◆ Work instructions ◆
Where in the data below does the word "dummy" appear? Copy every line that has it.
BEGIN Records shown
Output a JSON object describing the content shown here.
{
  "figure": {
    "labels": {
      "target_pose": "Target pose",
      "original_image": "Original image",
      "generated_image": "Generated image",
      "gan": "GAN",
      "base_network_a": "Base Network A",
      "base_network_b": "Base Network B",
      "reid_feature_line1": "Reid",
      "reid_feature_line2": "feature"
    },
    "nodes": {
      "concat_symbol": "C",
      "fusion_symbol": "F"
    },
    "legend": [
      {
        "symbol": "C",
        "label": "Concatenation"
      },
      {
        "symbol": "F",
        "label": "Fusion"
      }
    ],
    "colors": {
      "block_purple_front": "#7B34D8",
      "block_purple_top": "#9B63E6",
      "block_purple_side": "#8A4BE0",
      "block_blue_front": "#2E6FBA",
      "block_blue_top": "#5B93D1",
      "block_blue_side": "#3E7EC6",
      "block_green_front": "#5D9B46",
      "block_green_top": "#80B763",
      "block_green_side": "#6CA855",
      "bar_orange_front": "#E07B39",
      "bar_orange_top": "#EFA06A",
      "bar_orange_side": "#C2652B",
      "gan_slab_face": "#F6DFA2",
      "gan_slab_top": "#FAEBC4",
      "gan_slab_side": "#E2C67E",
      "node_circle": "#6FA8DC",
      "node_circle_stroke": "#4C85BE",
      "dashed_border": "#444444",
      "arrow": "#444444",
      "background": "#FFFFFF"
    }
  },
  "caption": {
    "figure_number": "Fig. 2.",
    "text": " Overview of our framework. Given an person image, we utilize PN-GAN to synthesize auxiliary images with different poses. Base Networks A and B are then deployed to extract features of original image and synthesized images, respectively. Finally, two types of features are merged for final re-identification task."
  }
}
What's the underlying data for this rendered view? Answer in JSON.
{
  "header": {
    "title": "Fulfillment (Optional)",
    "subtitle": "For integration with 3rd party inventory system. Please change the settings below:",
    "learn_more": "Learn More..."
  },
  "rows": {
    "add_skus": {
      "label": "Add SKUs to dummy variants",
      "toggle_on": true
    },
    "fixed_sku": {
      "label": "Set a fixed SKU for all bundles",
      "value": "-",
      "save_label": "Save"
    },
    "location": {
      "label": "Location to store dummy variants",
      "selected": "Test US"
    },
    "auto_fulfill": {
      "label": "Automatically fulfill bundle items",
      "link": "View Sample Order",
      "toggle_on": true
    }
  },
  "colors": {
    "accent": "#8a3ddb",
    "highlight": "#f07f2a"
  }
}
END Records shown
◆ Problem solution ◆
      "label": "Add SKUs to dummy variants",
      "label": "Location to store dummy variants",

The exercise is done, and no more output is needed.